Poker is a card game played by a group of people. It is a game of chance, but it can also be a strategic game. The objective is to form the best hand based on the card rankings, in order to win the pot at the end of the betting round. The players place bets voluntarily, and may raise or call each other’s bets for various reasons. The game can be played with as little as two people, but it is more common to play with a larger group of people. The rules vary from game to game, but all involve cards and chips.
The first step to writing a book about poker is to decide on the subject matter and the style of the text. A successful book about the game will include a mixture of theory and practical examples. In addition, the writer should have a good understanding of poker strategies and how they can be applied to different situations. The author should also be able to explain the basic strategy of poker in a way that is easy for his readers to understand.
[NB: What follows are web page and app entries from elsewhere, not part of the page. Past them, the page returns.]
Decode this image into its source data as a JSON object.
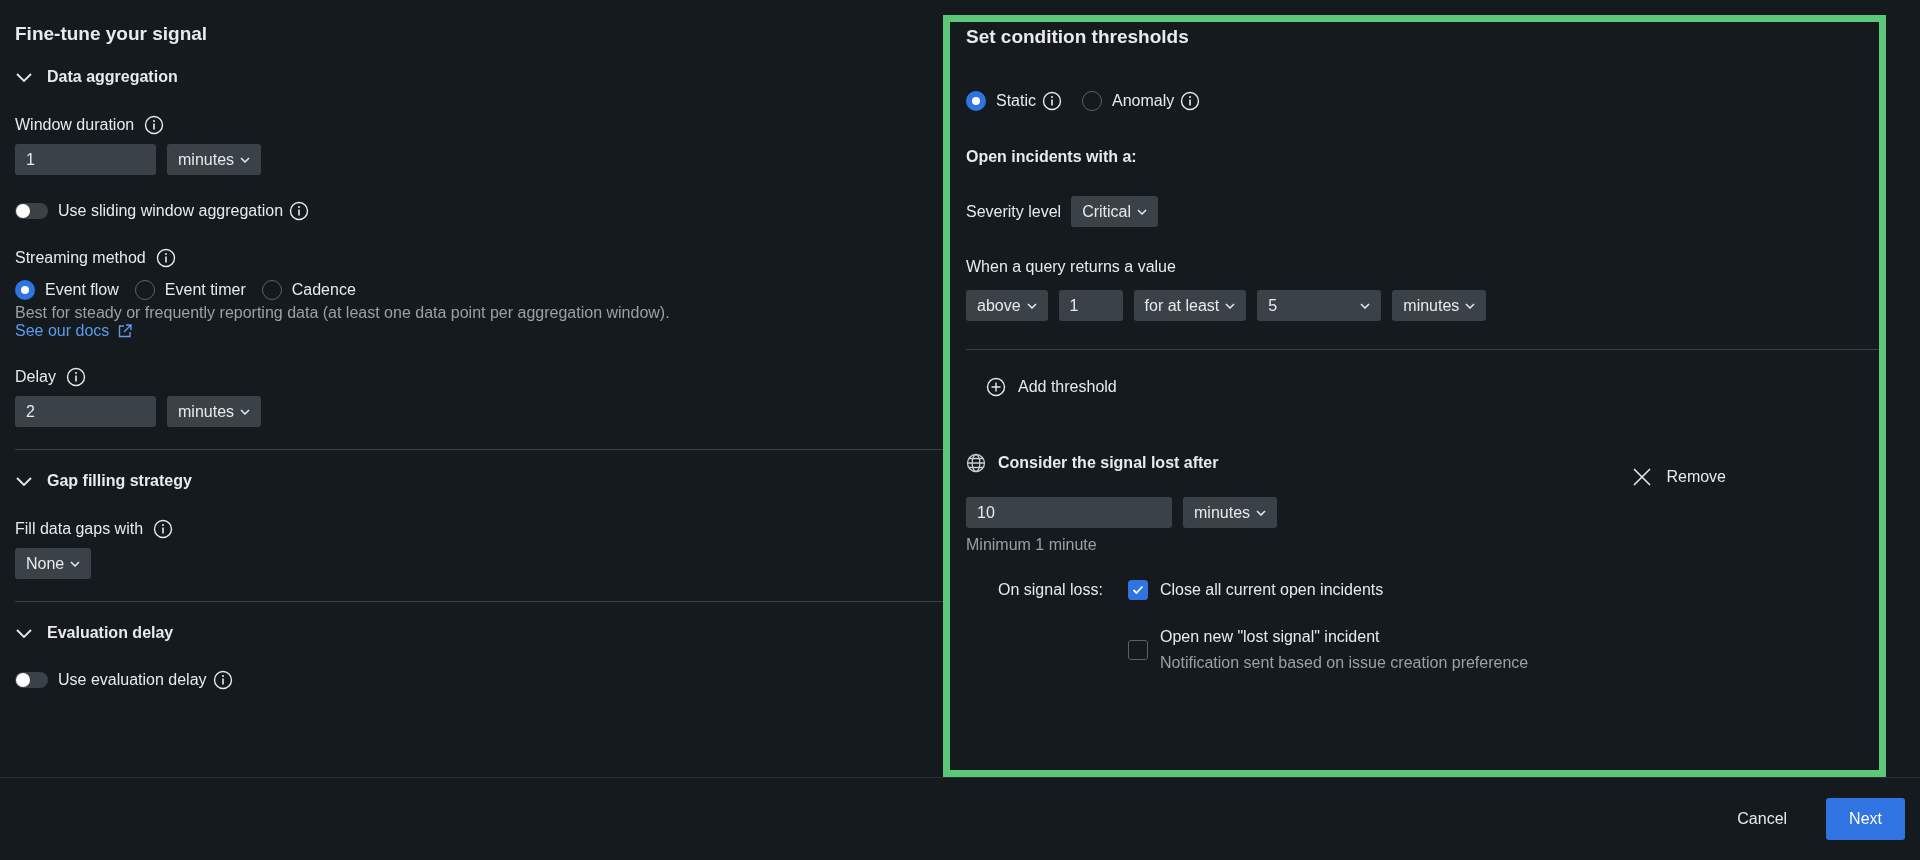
{
  "left": {
    "title": "Fine-tune your signal",
    "sections": [
      {
        "title": "Data aggregation",
        "expanded": true,
        "fields": [
          {
            "kind": "input-unit",
            "label": "Window duration",
            "info": true,
            "value": "1",
            "unit": "minutes"
          },
          {
            "kind": "toggle",
            "label": "Use sliding window aggregation",
            "info": true,
            "on": false
          },
          {
            "kind": "radio",
            "label": "Streaming method",
            "info": true,
            "options": [
              {
                "label": "Event flow",
                "selected": true
              },
              {
                "label": "Event timer",
                "selected": false
              },
              {
                "label": "Cadence",
                "selected": false
              }
            ],
            "help": "Best for steady or frequently reporting data (at least one data point per aggregation window).",
            "link": "See our docs"
          },
          {
            "kind": "input-unit",
            "label": "Delay",
            "info": true,
            "value": "2",
            "unit": "minutes"
          }
        ]
      },
      {
        "title": "Gap filling strategy",
        "expanded": true,
        "fields": [
          {
            "kind": "select",
            "label": "Fill data gaps with",
            "info": true,
            "value": "None"
          }
        ]
      },
      {
        "title": "Evaluation delay",
        "expanded": true,
        "fields": [
          {
            "kind": "toggle",
            "label": "Use evaluation delay",
            "info": true,
            "on": false
          }
        ]
      }
    ]
  },
  "right": {
    "title": "Set condition thresholds",
    "modes": [
      {
        "label": "Static",
        "selected": true
      },
      {
        "label": "Anomaly",
        "selected": false
      }
    ],
    "subtitle": "Open incidents with a:",
    "severity": {
      "label": "Severity level",
      "value": "Critical"
    },
    "query": {
      "label": "When a query returns a value",
      "controls": [
        {
          "kind": "select",
          "value": "above"
        },
        {
          "kind": "input",
          "value": "1"
        },
        {
          "kind": "select",
          "value": "for at least"
        },
        {
          "kind": "select-wide",
          "value": "5"
        },
        {
          "kind": "select",
          "value": "minutes"
        }
      ]
    },
    "add_threshold": "Add threshold",
    "signal_loss": {
      "title": "Consider the signal lost after",
      "remove": "Remove",
      "value": "10",
      "unit": "minutes",
      "hint": "Minimum 1 minute",
      "label": "On signal loss:",
      "options": [
        {
          "label": "Close all current open incidents",
          "checked": true
        },
        {
          "label": "Open new \"lost signal\" incident",
          "checked": false,
          "note": "Notification sent based on issue creation preference"
        }
      ]
    }
  },
  "footer": {
    "buttons": [
      {
        "label": "Cancel",
        "kind": "secondary"
      },
      {
        "label": "Next",
        "kind": "primary"
      }
    ]
  }
}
Another important aspect of the game is to learn how to read other players. This is known as “reading tells.” Tells can be as simple as a nervous habit like fiddling with your chips, or they can be more subtle. Beginners should be particularly observant of their opponents and watch for any signs that they are holding a strong hand.
Lastly, it is important to remember that poker is a game of chance and that luck can make or break your hand. A good player will know when they have a bad beat and be willing to take their losses in stride. They will also be able to recognize and exploit the mistakes of their opponents. For example, if they have a weak hand and bluff with a large bet, their opponent will often overthink and come to the wrong conclusion. This can cause them to make a costly mistake that will cost them their winnings.
The best way to learn about poker is to play it regularly and to study the rules of some of the less well-known variations. These games include Omaha, Crazy Pineapple, Cincinnati, and Dr. Pepper. If you have a good poker partner, you can also ask him to teach you the basics of the game. The more you practice, the better your hands will become. Remember, though, that poker is a mental game and should only be played when you are in the right mood. Otherwise, you could become frustrated and burnt out. Then, you might not be able to concentrate on your next hand. Fortunately, there are many ways to improve your skills without spending too much time at the table. Just be sure to stick with your strategy and don’t let your ego get in the way of your success! Good luck!